The sons of alcoholics have repeatedly been found to have reduced P300 amplitude. Further, quantitative behavioral genetic and molecular genetic studies indicating a genetic influence on P300 amplitude have fueled speculation that this component may be a biological vulnerability marker for alcoholism. To further explore this possibility, we examined P300 in adolescent twin pairs from an epidemiological sample who were (a) discordant for alcohol abuse/dependence, (b) concordant for alcohol abuse/dependence, or (c) concordant for the absence of alcohol abuse/dependence and other relevant disorders. For discordant pairs, the alcohol abusing/dependent twins' amplitude did not differ from that of non-alcoholic co-twins. Pairs free of psychopathology had greater amplitudes than both alcoholism discordant and concordant pairs.
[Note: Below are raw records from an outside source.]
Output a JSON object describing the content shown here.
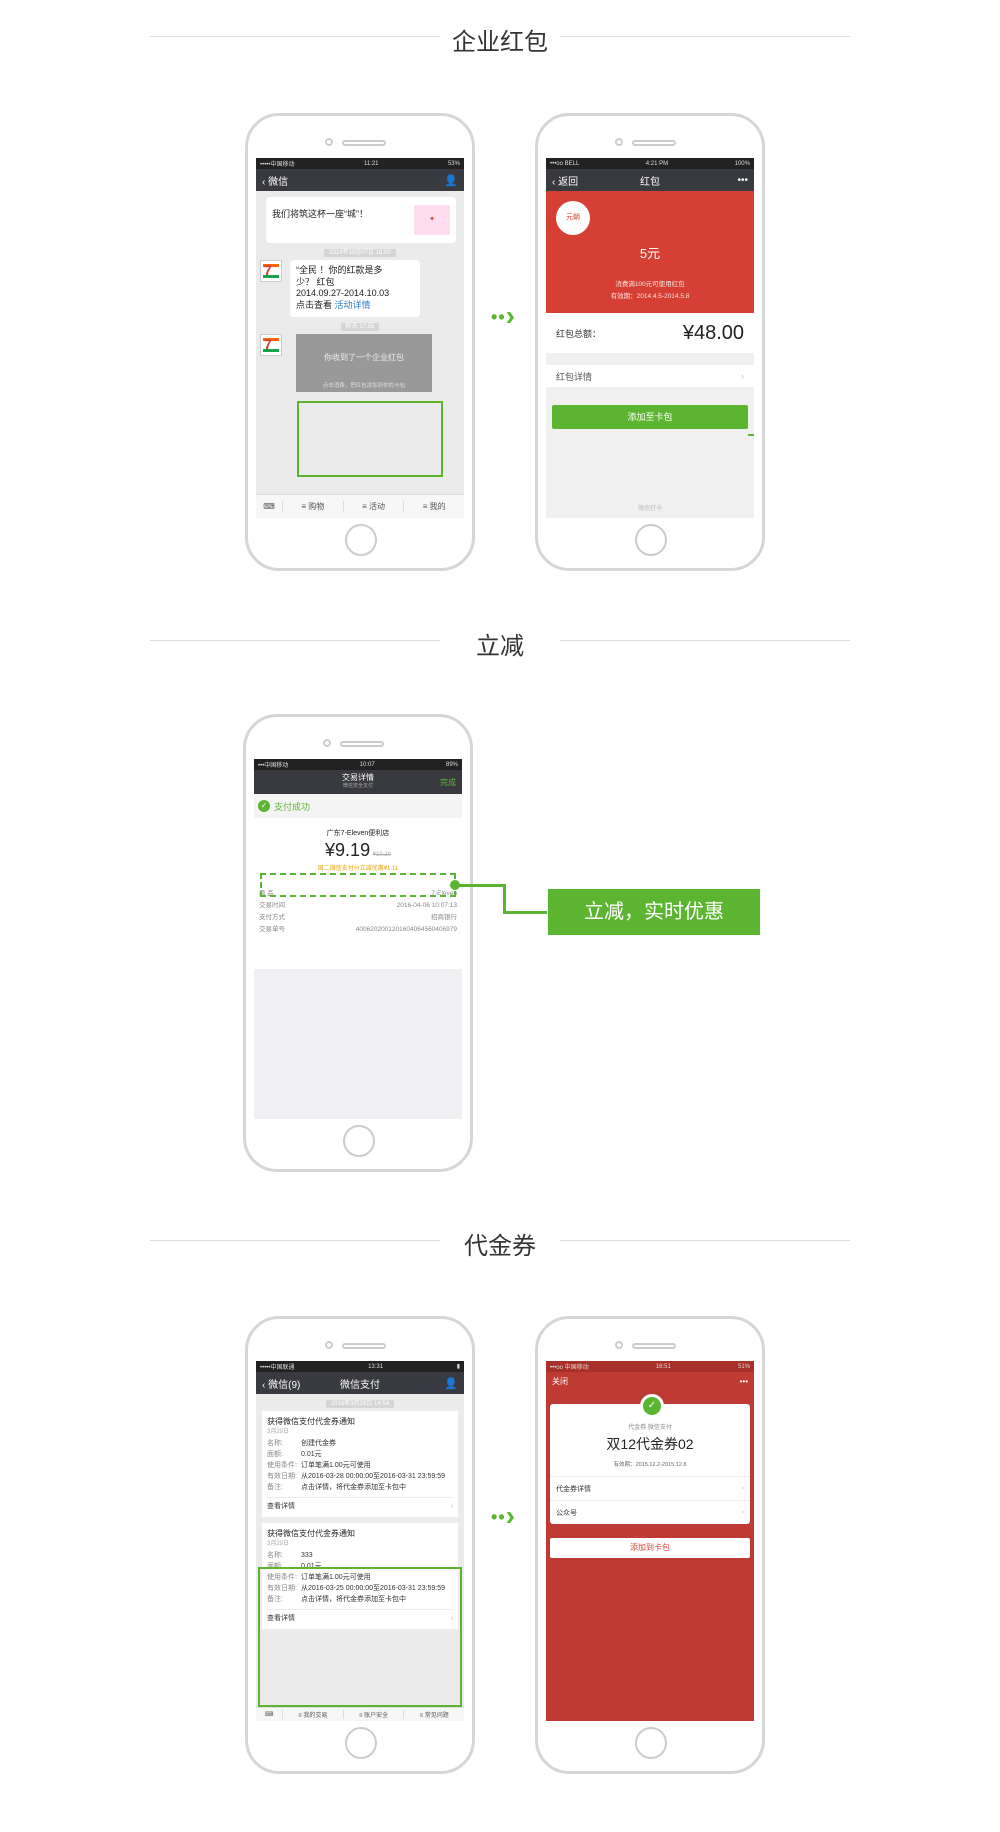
{
  "sections": {
    "redpacket_title": "企业红包",
    "discount_title": "立减",
    "coupon_title": "代金券"
  },
  "phone1": {
    "status": {
      "carrier": "•••••中国移动",
      "time": "11:21",
      "battery": "53%"
    },
    "nav": {
      "back": "微信"
    },
    "msg1": "我们将筑这杯一座“城”！",
    "time1": "2014年10月07日 18:00",
    "msg2_line1": "“全民    ！你的红款是多",
    "msg2_line2": "少？  红包",
    "msg2_line3": "2014.09.27-2014.10.03",
    "msg2_line4": "点击查看",
    "msg2_link": "活动详情",
    "time2": "昨天 17:55",
    "redpacket_text": "你收到了一个企业红包",
    "redpacket_sub": "点击消费，把红包添加到你的卡包",
    "menu": {
      "shop": "购物",
      "activity": "活动",
      "mine": "我的"
    }
  },
  "phone2": {
    "status": {
      "carrier": "•••oo BELL",
      "time": "4:21 PM",
      "battery": "100%"
    },
    "nav": {
      "back": "返回",
      "title": "红包",
      "more": "•••"
    },
    "logo_text": "元朝",
    "amount_label": "5元",
    "condition": "消费满100元可使用红包",
    "validity": "有效期：2014.4.5-2014.5.8",
    "total_label": "红包总额：",
    "total_value": "¥48.00",
    "detail_label": "红包详情",
    "add_button": "添加至卡包",
    "footer": "微信打卡"
  },
  "phone3": {
    "status": {
      "carrier": "•••中国移动",
      "time": "10:07",
      "battery": "89%"
    },
    "nav": {
      "title": "交易详情",
      "subtitle": "微信安全支付",
      "done": "完成"
    },
    "paid": "支付成功",
    "store": "广东7-Eleven便利店",
    "price": "¥9.19",
    "original": "¥10.20",
    "discount_note": "周二微信支付分立减优惠¥1.11",
    "rows": [
      {
        "k": "商   品",
        "v": "7-Eleven"
      },
      {
        "k": "交易时间",
        "v": "2016-04-06 10:07:13"
      },
      {
        "k": "支付方式",
        "v": "招商银行"
      },
      {
        "k": "交易单号",
        "v": "4006202001201604064560406979"
      }
    ]
  },
  "callout": "立减，实时优惠",
  "phone4": {
    "status": {
      "carrier": "•••••中国联通",
      "time": "13:31",
      "battery": ""
    },
    "nav": {
      "back": "微信(9)",
      "title": "微信支付"
    },
    "time": "2016年3月29日 14:54",
    "cards": [
      {
        "title": "获得微信支付代金券通知",
        "date": "3月29日",
        "name_k": "名称:",
        "name_v": "创建代金券",
        "amt_k": "面额:",
        "amt_v": "0.01元",
        "cond_k": "使用条件:",
        "cond_v": "订单笔满1.00元可使用",
        "valid_k": "有效日期:",
        "valid_v": "从2016-03-28 00:00:00至2016-03-31 23:59:59",
        "note_k": "备注:",
        "note_v": "点击详情，将代金券添加至卡包中",
        "more": "查看详情"
      },
      {
        "title": "获得微信支付代金券通知",
        "date": "3月29日",
        "name_k": "名称:",
        "name_v": "333",
        "amt_k": "面额:",
        "amt_v": "0.01元",
        "cond_k": "使用条件:",
        "cond_v": "订单笔满1.00元可使用",
        "valid_k": "有效日期:",
        "valid_v": "从2016-03-25 00:00:00至2016-03-31 23:59:59",
        "note_k": "备注:",
        "note_v": "点击详情，将代金券添加至卡包中",
        "more": "查看详情"
      }
    ],
    "menu": {
      "trade": "我的交易",
      "security": "账户安全",
      "faq": "常见问题"
    }
  },
  "phone5": {
    "status": {
      "carrier": "•••oo 中国移动",
      "time": "16:51",
      "battery": "51%"
    },
    "nav": {
      "close": "关闭",
      "more": "•••"
    },
    "brand": "代金券 微信支付",
    "title": "双12代金券02",
    "validity": "有效期：2015.12.2-2015.12.8",
    "detail": "代金券详情",
    "official": "公众号",
    "add_button": "添加到卡包"
  },
  "colors": {
    "green": "#5cb531",
    "red": "#d64034",
    "coupon_red": "#bf3a32",
    "nav_dark": "#393a3f"
  }
}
P300 amplitude was more similar in monozygotic than dizygotic discordant pairs, suggesting a genetic influence on P300 amplitude in this group. The findings are consistent with P300 amplitude being a marker of vulnerability to alcohol use disorders.
|Original language||English (US)|
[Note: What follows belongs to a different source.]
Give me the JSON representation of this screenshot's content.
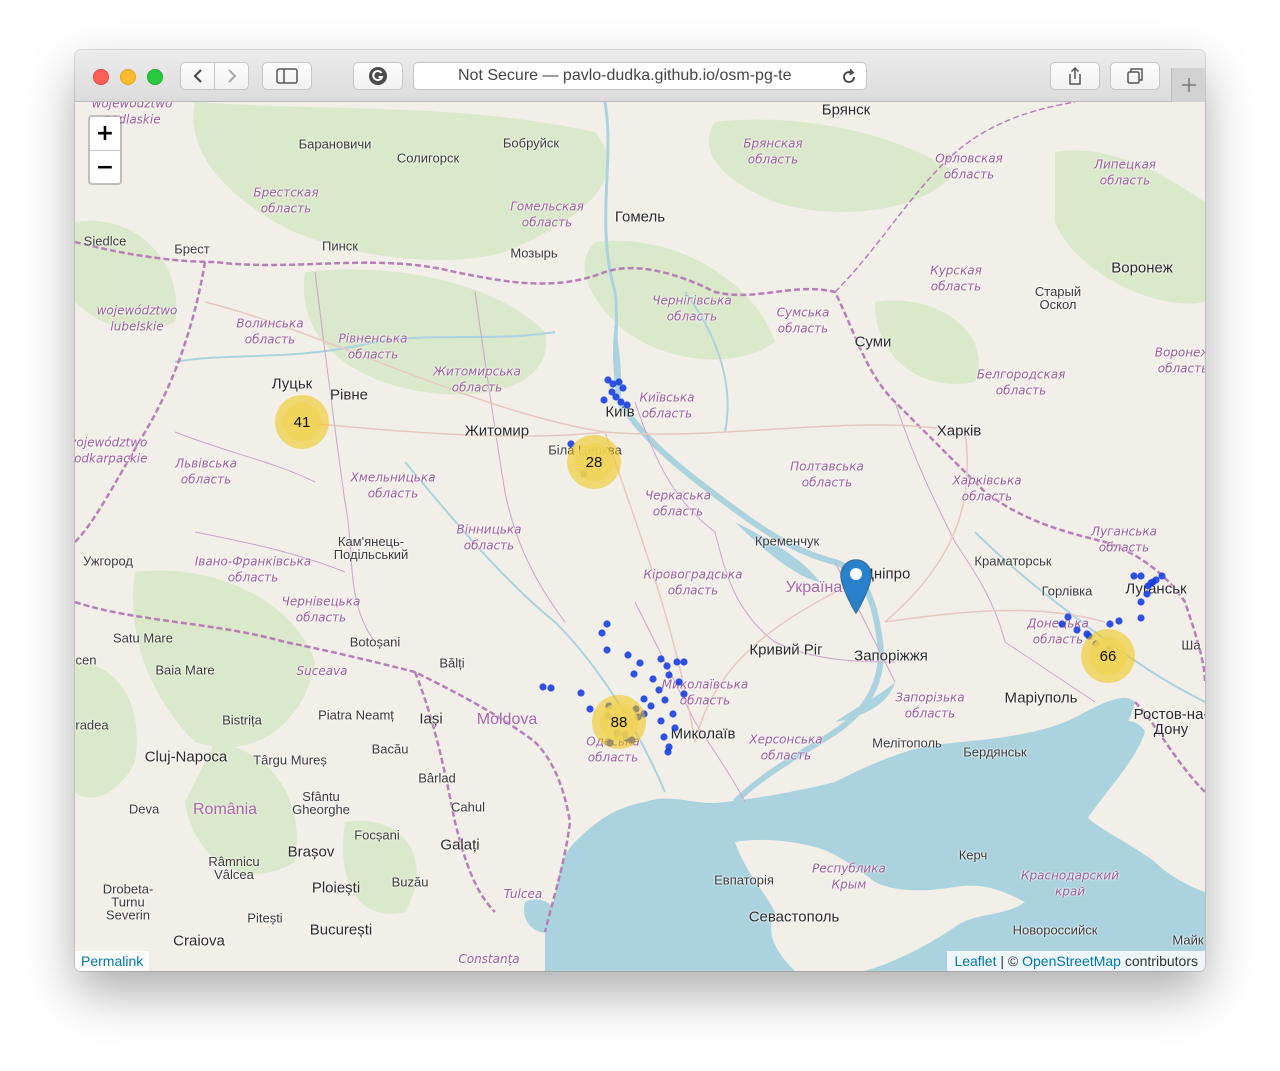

|Number of pages||25|
|State||Published - Oct 2002|
Bibliographical noteFunding Information:
This research was supported by grants from the National Institute on Drug Abuse (DA 05147, DA 13240) and the National Institute of Alcohol Abuse and Alcoholism (AA 00175, AA 09367). The authors acknowledge the assistance of Stephen M. Malone and Micah A. Hammer in scoring the ERPs.
Copyright 2008 Elsevier B.V., All rights reserved.
- Alcohol abuse/dependence
- Biological markers
- Discordant twins
- P300 amplitude